Post-translational modification of eukaryotic protein serines/threonines with N-acetylglucosamine (O-GlcNAc) was discovered 20 years ago. Subsequent work has shown that O-GlcNAcylation is regulated by a tranferase (OGT) and a hydrolase (OGA), both single, essential genes, conserved from C. elegans to humans, and that a plethora of proteins in the nucleoplasm are O-GlcNAcylated. Excitingly, there are examples of O-GlcNAcylation having interplay with phosphorylation, including competition for the same serines/threonines, giving rise to the Yin-Yang hypothesis , that proposes O-GlcNAc as a global, glucose dependent, mechanism to control protein phosphorylation. I aim to use a multi-disciplinary approach to uncover the molecular mechanisms governing O-GlcNAcylation and its importance in a number of signal transduction pathways. Capitalising on a significant body or preliminary data, the aims are to: 1) Synthesize/discover OGA/OGT inhibitors and substrate analogues, including glycopeptide s. 2) Determine the structures of human OGA/OGT, including inhibitor/protein substrate complexes and probe mechanism/specificity with mutagenesis and in vitro assays. 3) Understand the effect of O-GlcNAc on phosporylation/activity on key signalling proteins in pathways involve in the insulin response, neuronal development and energy stasis. 4) Investigate whether orthologues of these enzymes in pathogenic bacteria are involved in prokaryotic O-GlcNAc and/or are virulence factors targetting ho st proteins.

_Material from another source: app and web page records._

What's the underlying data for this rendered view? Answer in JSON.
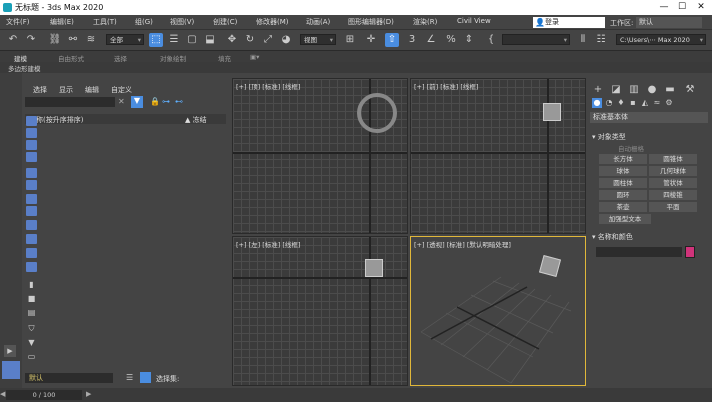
{
  "window": {
    "title": "无标题 - 3ds Max 2020",
    "minimize": "—",
    "maximize": "☐",
    "close": "✕"
  },
  "menu": [
    "文件(F)",
    "编辑(E)",
    "工具(T)",
    "组(G)",
    "视图(V)",
    "创建(C)",
    "修改器(M)",
    "动画(A)",
    "图形编辑器(D)",
    "渲染(R)",
    "Civil View"
  ],
  "account": {
    "signin": "登录",
    "workspace_label": "工作区:",
    "workspace_value": "默认"
  },
  "toolbar": {
    "selection_filter": "全部",
    "ref_coord": "视图",
    "named_sel": "",
    "project_path": "C:\\Users\\⋯ Max 2020"
  },
  "ribbon_tabs": [
    "建模",
    "自由形式",
    "选择",
    "对象绘制",
    "填充"
  ],
  "poly_label": "多边形建模",
  "scene_explorer": {
    "menu": [
      "选择",
      "显示",
      "编辑",
      "自定义"
    ],
    "col_name": "名称(按升序排序)",
    "col_frozen": "▲ 冻结",
    "layer": "默认",
    "selection_set_label": "选择集:"
  },
  "viewports": [
    {
      "label": "[+] [顶] [标准] [线框]"
    },
    {
      "label": "[+] [前] [标准] [线框]"
    },
    {
      "label": "[+] [左] [标准] [线框]"
    },
    {
      "label": "[+] [透视] [标准] [默认明暗处理]"
    }
  ],
  "command_panel": {
    "category": "标准基本体",
    "object_type_title": "对象类型",
    "autogrid": "自动栅格",
    "objects": [
      "长方体",
      "圆锥体",
      "球体",
      "几何球体",
      "圆柱体",
      "管状体",
      "圆环",
      "四棱锥",
      "茶壶",
      "平面",
      "加强型文本"
    ],
    "name_color_title": "名称和颜色",
    "color": "#d0337a"
  },
  "timeline": {
    "frame": "0 / 100"
  }
}
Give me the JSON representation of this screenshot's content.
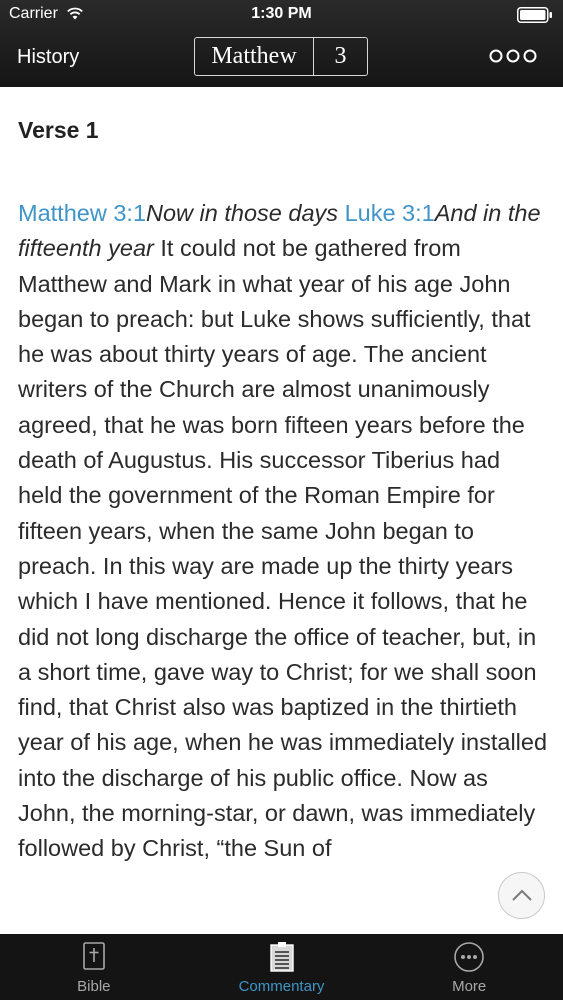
{
  "status_bar": {
    "carrier": "Carrier",
    "time": "1:30 PM"
  },
  "nav": {
    "history_label": "History",
    "book": "Matthew",
    "chapter": "3",
    "more_icon": "ellipsis-icon"
  },
  "content": {
    "verse_heading": "Verse 1",
    "segments": {
      "ref1": "Matthew 3:1",
      "quote1": "Now in those days ",
      "ref2": "Luke 3:1",
      "quote2": "And in the fifteenth year",
      "body": " It could not be gathered from Matthew and Mark in what year of his age John began to preach: but Luke shows sufficiently, that he was about thirty years of age. The ancient writers of the Church are almost unanimously agreed, that he was born fifteen years before the death of Augustus. His successor Tiberius had held the government of the Roman Empire for fifteen years, when the same John began to preach. In this way are made up the thirty years which I have mentioned. Hence it follows, that he did not long discharge the office of teacher, but, in a short time, gave way to Christ; for we shall soon find, that Christ also was baptized in the thirtieth year of his age, when he was immediately installed into the discharge of his public office. Now as John, the morning-star, or dawn, was immediately followed by Christ, “the Sun of"
    }
  },
  "tabs": [
    {
      "label": "Bible",
      "icon": "cross-book-icon",
      "active": false
    },
    {
      "label": "Commentary",
      "icon": "document-icon",
      "active": true
    },
    {
      "label": "More",
      "icon": "more-circle-icon",
      "active": false
    }
  ],
  "colors": {
    "accent": "#3f94c8",
    "topbar": "#1c1c1c",
    "tabbar": "#141414",
    "text": "#2b2b2b"
  }
}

'Scales of Life' is the ambitious inaugural exhibition at LifeSpace, an Art Science Research Gallery within the newly created Centre for Translational and Interdisciplinary Research at the College of Life Sciences, University of Dundee. The creation of this new research-driven gallery space, curated as a collaborative partnership with researchers from Duncan of Jordanstone College of Art and Design, enables an exciting opportunity for interdisciplinary art and science interactions. Scales of Lif e will reflect the key orders of biological organisation from molecules to cells to whole organisms. This mirrors the research expertise within the College, which encompasses biomedical, biological and chemical sciences, ranging from molecular structure and drug design to genetics and cellular control mechanisms of whole organisms. This project proposal requests support for the commission of artists Thomson & Craighead, in collaborative partnership with scientists at the University, to create a new installation, working title 'Stutterer', that utilises media technologies to reframe the way society perceives the visualisation of scientific data. The installation will exploit the human genome sequence as a molecular data source to produce a mutable artwork, delivering new observations on scientific visualisation. The commission, which reflects the molecular scale, will be the highlight of the Scales of Life exhibition that will celebrate the opening of the Centre by Sir Paul Nurse on the 1st October 2014.
In Memoriam. 10 Feb 2014
We propose a Public Event in Edinburgh on Saturday 8th March. This day to be about the importance of Body Donation to science in Scotland, but also to promote the benefits to society of a greater openness around the subject of death and dying. The event will include, and open with, a talk by Prof Sue Black of the University of Dundee on the subject of Body Donation, and will include workshops on story-telling and creative writing, on the body in art and sculpture, on the historical perspectives of death in Scotland, and will culminate in a lecture by Richard Holloway FRSE. It will be an all-day event with some events set up for the whole day, and some hour-long workshops. It is intended that we invite MSPs, relevant civil servants, and HM Inspector of Anatomy to attend, and the event will be open to the general public. The running of the workshops and installations will include the help of Prof Kirsty Gunn and Prof Calum Colvin, both joint winners of the Stephen Fry Award.